Congressional negotiators scrambled to bridge energy policy differences and strike a deal for a $1.15 trillion spending bill on Tuesday as Democrats sought to extend clean energy incentives and Republicans demanded an end to a 40-year ban on crude oil exports.
Republican leaders said an agreement being negotiated by leaders of both parties would be unveiled on Tuesday night.
House of Representatives Republicans have scheduled a 9 p.m. EST strategy session.
But Senate Democratic Leader Harry Reid cautioned that disagreement continued over energy provisions, including a Democratic proposal for new commitments for research into rising ocean levels, as well as some matters unrelated to energy.
“We’re close to a deal but we’re not there yet,” Reid told reporters. “We’ve made it very clear the last few days that crude oil export ban can only be lifted if we make costly investments in energy (to) reduce our carbon emissions.”
Earlier, House Speaker Paul Ryan said Congress will need to pass another short-term government funding extension to avoid a federal agency shutdown at midnight on Wednesday, when existing funds expire.

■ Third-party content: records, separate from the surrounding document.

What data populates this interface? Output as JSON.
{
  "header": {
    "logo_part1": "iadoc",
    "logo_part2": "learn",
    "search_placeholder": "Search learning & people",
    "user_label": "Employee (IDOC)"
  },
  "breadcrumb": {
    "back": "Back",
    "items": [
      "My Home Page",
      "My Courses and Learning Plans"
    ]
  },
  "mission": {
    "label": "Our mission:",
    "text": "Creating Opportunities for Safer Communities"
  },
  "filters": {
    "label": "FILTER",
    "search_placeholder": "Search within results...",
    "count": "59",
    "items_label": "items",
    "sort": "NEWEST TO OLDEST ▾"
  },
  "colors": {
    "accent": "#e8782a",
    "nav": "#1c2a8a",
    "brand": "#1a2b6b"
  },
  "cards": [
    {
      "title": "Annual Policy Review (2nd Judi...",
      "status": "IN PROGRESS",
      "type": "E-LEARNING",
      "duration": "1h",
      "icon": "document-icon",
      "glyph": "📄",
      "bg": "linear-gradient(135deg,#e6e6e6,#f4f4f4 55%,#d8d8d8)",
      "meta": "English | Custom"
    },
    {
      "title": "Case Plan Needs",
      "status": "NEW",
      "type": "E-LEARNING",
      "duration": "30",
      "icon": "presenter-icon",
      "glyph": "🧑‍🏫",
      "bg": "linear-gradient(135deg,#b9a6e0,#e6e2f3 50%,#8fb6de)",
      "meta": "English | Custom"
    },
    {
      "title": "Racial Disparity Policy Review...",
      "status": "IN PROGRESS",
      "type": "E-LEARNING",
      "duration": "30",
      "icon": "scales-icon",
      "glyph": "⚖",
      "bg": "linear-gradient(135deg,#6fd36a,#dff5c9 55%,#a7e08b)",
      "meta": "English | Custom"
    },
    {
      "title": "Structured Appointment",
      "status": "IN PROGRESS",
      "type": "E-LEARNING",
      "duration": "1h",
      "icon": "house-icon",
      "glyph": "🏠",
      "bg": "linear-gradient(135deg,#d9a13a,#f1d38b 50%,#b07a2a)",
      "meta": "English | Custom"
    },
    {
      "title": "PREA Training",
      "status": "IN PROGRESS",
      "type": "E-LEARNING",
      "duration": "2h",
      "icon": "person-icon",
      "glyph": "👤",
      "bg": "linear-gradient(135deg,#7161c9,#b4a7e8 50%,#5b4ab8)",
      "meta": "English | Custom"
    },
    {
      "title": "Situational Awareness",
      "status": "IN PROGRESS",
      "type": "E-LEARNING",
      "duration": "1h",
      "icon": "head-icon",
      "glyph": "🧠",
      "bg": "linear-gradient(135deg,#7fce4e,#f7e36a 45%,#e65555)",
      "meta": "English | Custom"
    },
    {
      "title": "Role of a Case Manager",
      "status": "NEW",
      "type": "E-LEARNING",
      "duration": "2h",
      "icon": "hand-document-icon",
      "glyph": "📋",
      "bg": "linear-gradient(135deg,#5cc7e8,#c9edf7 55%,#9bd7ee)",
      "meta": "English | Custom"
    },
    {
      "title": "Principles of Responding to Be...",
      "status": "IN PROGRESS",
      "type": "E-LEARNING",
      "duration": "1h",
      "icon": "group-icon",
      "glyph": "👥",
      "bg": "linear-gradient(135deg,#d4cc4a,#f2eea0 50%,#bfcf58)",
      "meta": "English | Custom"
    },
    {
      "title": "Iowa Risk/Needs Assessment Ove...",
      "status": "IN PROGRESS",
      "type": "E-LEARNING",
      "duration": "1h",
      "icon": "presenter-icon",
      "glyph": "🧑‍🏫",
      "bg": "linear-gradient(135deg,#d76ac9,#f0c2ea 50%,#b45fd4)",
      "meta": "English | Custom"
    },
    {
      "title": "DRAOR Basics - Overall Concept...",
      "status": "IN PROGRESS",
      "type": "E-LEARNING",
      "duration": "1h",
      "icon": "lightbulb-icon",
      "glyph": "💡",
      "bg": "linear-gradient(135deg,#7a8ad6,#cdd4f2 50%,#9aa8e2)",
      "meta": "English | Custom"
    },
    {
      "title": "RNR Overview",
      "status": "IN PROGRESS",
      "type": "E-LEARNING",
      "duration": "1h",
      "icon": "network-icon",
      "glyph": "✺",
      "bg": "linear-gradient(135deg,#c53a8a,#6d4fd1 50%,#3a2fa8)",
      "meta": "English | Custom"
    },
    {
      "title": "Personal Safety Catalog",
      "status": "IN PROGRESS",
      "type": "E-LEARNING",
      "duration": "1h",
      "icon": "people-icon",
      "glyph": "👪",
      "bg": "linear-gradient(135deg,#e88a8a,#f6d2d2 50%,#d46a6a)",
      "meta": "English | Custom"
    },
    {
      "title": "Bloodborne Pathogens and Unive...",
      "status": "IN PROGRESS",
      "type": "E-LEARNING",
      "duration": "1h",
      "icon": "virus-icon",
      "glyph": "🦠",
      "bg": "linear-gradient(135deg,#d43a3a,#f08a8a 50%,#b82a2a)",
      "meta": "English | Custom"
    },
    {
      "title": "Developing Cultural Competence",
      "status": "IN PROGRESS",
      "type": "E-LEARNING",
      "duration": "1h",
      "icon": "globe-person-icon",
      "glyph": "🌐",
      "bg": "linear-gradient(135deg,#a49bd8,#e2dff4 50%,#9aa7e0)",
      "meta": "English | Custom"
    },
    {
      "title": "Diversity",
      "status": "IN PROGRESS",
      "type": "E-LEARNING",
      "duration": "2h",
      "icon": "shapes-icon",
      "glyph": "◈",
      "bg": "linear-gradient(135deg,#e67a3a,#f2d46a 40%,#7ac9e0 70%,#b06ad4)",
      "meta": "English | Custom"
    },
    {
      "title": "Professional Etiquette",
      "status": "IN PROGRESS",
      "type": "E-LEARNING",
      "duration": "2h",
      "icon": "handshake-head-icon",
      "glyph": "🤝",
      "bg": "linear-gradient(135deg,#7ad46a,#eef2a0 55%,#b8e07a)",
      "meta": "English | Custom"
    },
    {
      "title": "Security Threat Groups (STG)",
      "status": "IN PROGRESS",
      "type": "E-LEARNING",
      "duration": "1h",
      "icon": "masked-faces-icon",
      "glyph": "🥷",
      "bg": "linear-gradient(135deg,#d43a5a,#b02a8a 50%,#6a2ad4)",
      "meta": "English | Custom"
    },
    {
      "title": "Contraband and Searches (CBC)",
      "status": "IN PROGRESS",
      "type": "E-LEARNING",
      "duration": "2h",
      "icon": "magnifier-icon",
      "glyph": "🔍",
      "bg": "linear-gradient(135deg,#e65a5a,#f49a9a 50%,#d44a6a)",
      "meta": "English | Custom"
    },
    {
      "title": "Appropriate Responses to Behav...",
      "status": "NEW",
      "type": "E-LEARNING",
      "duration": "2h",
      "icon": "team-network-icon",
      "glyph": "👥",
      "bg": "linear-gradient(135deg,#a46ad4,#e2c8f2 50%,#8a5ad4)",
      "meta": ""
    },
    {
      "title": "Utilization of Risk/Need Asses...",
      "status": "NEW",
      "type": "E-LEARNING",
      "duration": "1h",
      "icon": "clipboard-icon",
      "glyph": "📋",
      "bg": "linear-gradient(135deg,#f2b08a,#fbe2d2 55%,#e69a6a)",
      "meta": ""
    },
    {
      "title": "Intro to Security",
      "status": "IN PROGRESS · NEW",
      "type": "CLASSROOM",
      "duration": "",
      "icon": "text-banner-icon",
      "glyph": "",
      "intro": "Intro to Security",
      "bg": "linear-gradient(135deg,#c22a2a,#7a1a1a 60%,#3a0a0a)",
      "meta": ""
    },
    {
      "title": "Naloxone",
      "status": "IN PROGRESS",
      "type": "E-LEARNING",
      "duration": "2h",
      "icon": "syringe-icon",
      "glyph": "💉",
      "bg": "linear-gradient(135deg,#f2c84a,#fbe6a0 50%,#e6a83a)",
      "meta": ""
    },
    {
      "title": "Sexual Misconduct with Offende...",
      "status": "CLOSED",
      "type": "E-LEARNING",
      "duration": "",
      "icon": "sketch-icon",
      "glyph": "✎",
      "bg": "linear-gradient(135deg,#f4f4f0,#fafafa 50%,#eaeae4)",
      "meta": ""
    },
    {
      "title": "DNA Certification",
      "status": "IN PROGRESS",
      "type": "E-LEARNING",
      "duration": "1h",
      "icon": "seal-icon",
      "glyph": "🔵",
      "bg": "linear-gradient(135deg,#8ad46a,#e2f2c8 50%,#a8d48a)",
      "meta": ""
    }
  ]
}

This would allow for votes in both the House and Senate on Thursday.
A House Democrat said it was likely that Democrats would win the five-year tax credit for solar and wind power projects they want in exchange for allowing U.S. crude oil exports. But Democrats expected to lose their quest to resume federal medical research into gun violence after a ban of nearly 20 years.
Ryan said both sides had given ground on their initial…